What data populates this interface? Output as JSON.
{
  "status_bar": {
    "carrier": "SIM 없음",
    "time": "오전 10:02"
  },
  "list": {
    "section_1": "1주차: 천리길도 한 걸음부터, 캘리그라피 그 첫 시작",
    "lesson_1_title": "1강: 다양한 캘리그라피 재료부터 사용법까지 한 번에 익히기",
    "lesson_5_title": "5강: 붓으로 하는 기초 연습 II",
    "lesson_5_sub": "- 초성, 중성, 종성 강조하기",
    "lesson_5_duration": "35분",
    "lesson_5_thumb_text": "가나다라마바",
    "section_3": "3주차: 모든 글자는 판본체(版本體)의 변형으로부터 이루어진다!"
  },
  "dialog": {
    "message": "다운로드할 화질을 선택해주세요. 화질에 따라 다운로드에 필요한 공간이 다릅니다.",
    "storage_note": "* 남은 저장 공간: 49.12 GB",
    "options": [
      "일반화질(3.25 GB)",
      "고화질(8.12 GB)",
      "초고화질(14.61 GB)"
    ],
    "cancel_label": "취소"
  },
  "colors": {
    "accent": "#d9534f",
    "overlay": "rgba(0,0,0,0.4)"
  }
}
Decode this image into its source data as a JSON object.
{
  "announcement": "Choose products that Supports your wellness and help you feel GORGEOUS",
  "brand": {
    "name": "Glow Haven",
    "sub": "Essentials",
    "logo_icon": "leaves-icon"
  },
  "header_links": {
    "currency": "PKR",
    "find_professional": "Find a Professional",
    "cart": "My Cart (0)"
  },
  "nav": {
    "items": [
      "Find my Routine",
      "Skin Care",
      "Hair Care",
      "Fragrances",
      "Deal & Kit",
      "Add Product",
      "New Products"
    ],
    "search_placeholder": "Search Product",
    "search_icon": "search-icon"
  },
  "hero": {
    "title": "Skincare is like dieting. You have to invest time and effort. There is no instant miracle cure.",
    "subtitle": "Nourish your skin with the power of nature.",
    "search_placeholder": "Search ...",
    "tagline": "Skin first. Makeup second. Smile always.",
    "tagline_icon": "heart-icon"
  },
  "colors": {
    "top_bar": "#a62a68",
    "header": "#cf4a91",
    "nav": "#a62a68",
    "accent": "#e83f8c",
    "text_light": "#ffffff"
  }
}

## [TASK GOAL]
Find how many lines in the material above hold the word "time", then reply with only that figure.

## [THE ANSWER]
2